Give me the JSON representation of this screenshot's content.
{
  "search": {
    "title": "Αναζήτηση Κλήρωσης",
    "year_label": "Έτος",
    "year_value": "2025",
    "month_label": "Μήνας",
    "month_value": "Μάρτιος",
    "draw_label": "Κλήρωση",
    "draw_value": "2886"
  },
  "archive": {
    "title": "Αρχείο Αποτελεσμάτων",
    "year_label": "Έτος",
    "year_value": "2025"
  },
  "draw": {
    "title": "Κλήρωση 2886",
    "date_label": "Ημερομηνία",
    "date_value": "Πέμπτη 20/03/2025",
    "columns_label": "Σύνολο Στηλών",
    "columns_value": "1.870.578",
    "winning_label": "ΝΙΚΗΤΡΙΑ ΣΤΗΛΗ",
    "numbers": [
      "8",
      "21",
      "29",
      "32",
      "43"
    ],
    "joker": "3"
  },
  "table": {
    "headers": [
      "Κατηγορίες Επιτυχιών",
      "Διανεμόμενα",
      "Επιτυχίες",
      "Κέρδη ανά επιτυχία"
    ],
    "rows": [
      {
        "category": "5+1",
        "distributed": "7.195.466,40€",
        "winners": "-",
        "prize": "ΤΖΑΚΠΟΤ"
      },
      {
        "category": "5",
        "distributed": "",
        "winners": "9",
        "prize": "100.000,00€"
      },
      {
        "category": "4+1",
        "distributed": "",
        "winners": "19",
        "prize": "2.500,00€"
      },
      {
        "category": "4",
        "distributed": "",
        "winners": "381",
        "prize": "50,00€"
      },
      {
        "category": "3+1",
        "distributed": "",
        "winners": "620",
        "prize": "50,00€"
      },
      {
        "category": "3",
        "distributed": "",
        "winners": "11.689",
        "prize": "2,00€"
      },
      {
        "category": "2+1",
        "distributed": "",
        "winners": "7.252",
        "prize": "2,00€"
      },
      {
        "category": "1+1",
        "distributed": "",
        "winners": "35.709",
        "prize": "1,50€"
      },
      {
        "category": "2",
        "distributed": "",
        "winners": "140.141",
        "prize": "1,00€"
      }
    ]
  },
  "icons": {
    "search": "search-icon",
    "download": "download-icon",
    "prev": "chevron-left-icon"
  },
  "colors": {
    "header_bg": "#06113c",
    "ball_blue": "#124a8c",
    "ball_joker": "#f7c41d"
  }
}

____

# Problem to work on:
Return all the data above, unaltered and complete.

# Written response:
Give me the JSON representation of this screenshot's content.
{
  "search": {
    "title": "Αναζήτηση Κλήρωσης",
    "year_label": "Έτος",
    "year_value": "2025",
    "month_label": "Μήνας",
    "month_value": "Μάρτιος",
    "draw_label": "Κλήρωση",
    "draw_value": "2886"
  },
  "archive": {
    "title": "Αρχείο Αποτελεσμάτων",
    "year_label": "Έτος",
    "year_value": "2025"
  },
  "draw": {
    "title": "Κλήρωση 2886",
    "date_label": "Ημερομηνία",
    "date_value": "Πέμπτη 20/03/2025",
    "columns_label": "Σύνολο Στηλών",
    "columns_value": "1.870.578",
    "winning_label": "ΝΙΚΗΤΡΙΑ ΣΤΗΛΗ",
    "numbers": [
      "8",
      "21",
      "29",
      "32",
      "43"
    ],
    "joker": "3"
  },
  "table": {
    "headers": [
      "Κατηγορίες Επιτυχιών",
      "Διανεμόμενα",
      "Επιτυχίες",
      "Κέρδη ανά επιτυχία"
    ],
    "rows": [
      {
        "category": "5+1",
        "distributed": "7.195.466,40€",
        "winners": "-",
        "prize": "ΤΖΑΚΠΟΤ"
      },
      {
        "category": "5",
        "distributed": "",
        "winners": "9",
        "prize": "100.000,00€"
      },
      {
        "category": "4+1",
        "distributed": "",
        "winners": "19",
        "prize": "2.500,00€"
      },
      {
        "category": "4",
        "distributed": "",
        "winners": "381",
        "prize": "50,00€"
      },
      {
        "category": "3+1",
        "distributed": "",
        "winners": "620",
        "prize": "50,00€"
      },
      {
        "category": "3",
        "distributed": "",
        "winners": "11.689",
        "prize": "2,00€"
      },
      {
        "category": "2+1",
        "distributed": "",
        "winners": "7.252",
        "prize": "2,00€"
      },
      {
        "category": "1+1",
        "distributed": "",
        "winners": "35.709",
        "prize": "1,50€"
      },
      {
        "category": "2",
        "distributed": "",
        "winners": "140.141",
        "prize": "1,00€"
      }
    ]
  },
  "icons": {
    "search": "search-icon",
    "download": "download-icon",
    "prev": "chevron-left-icon"
  },
  "colors": {
    "header_bg": "#06113c",
    "ball_blue": "#124a8c",
    "ball_joker": "#f7c41d"
  }
}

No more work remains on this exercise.